A major investor-steered initiative to organize companies to take action over climate change has achieved so little this far and must be more direct on how investors will influence laggards, a report by British responsible investment NGO ShareAction said.
Climate Action 100+ is the largest investor engagement initiative on climate change globally, with $68 trillion in assets and seven hundred signatories. It requires companies to lower their greenhouse gas emissions and boost climate-related disclosures and climate change governance.
With the initiative entering the final year of its initial five-year phase, NGO ShareAction reviewed the engagement-related reporting of sixty major signatories.
It observed that four in five investors do not indicate their objectives or how they will advance if engagement does not work and that less than one in five reports on the growth of engagements.
Climate Action 100+ should settle on minimum escalation expectations for engagements, minimum transparency requirements on climate policies, and issue statistics on engagement activities and outcomes, ShareAction said in the May 18 report.
ShareAction’s Research and Engagement Manager Isobel Mitchell stated:
“To avoid the risk of greenwashing, transparency is critical. It is necessary to track progress and “hold both companies and investors to account when their actions fall short”.
Investors’ ability to stay in the initiative should depend on satisfying tougher transparency requirements, and key investors should be dismissed if they fail to set higher standards, ShareAction added.
A Climate Action 100+ spokesperson justified its work. The spokesperson added:
“Since the initiative launched, it has played a key role in bringing engagement and stewardship on climate issues into the mainstream.”
He noted that over 110 focus companies have made net zero commitments today against five in 2017.
The group also admits more efforts are needed. In a March benchmark assessment, Climate Action 100+ said 17% of companies had medium-term emissions targets agreeing with a 1.5 degrees Celsius scenario.

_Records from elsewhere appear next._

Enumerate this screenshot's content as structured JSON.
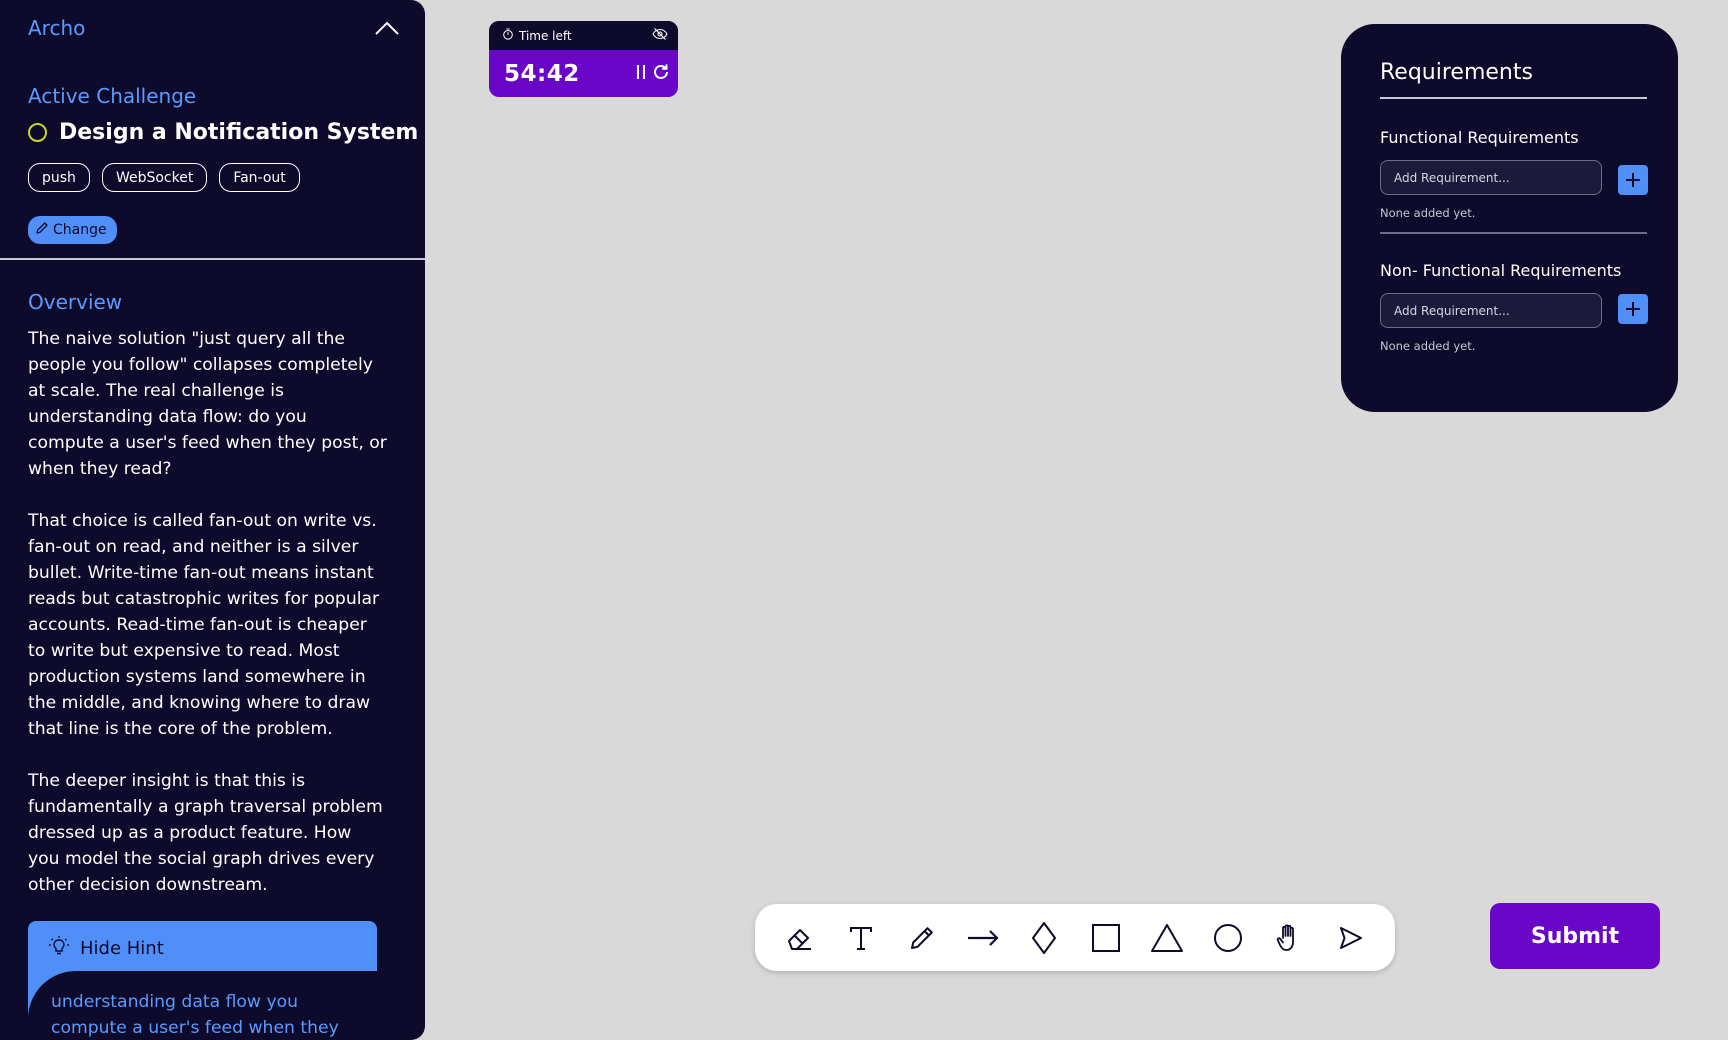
{
  "sidebar": {
    "brand": "Archo",
    "active_challenge_label": "Active Challenge",
    "challenge_title": "Design a Notification System",
    "tags": [
      "push",
      "WebSocket",
      "Fan-out"
    ],
    "change_label": "Change",
    "overview_label": "Overview",
    "overview_paragraphs": [
      "The naive solution \"just query all the people you follow\" collapses completely at scale. The real challenge is understanding data flow: do you compute a user's feed when they post, or when they read?",
      "That choice is called fan-out on write vs. fan-out on read, and neither is a silver bullet. Write-time fan-out means instant reads but catastrophic writes for popular accounts. Read-time fan-out is cheaper to write but expensive to read. Most production systems land somewhere in the middle, and knowing where to draw that line is the core of the problem.",
      "The deeper insight is that this is fundamentally a graph traversal problem dressed up as a product feature. How you model the social graph drives every other decision downstream."
    ],
    "hint_toggle_label": "Hide Hint",
    "hint_text": "understanding data flow you compute a user's feed when they"
  },
  "timer": {
    "label": "Time left",
    "value": "54:42"
  },
  "requirements": {
    "title": "Requirements",
    "functional": {
      "title": "Functional Requirements",
      "placeholder": "Add Requirement...",
      "empty_text": "None added yet."
    },
    "non_functional": {
      "title": "Non- Functional Requirements",
      "placeholder": "Add Requirement...",
      "empty_text": "None added yet."
    }
  },
  "toolbar": {
    "tools": [
      "eraser-icon",
      "text-icon",
      "pencil-icon",
      "arrow-icon",
      "diamond-icon",
      "rectangle-icon",
      "triangle-icon",
      "circle-icon",
      "hand-icon",
      "pointer-icon"
    ]
  },
  "submit_label": "Submit",
  "colors": {
    "panel_bg": "#0d0a2b",
    "canvas_bg": "#d9d9d9",
    "accent_blue": "#4f8ff7",
    "accent_purple": "#6a06c8",
    "status_ring": "#c9d72a"
  }
}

Just 5% of companies have promised to align their capital expenditure plans with long-term greenhouse gas depletion targets, but the spokesperson said this was not indicative of the initiative’s larger impact.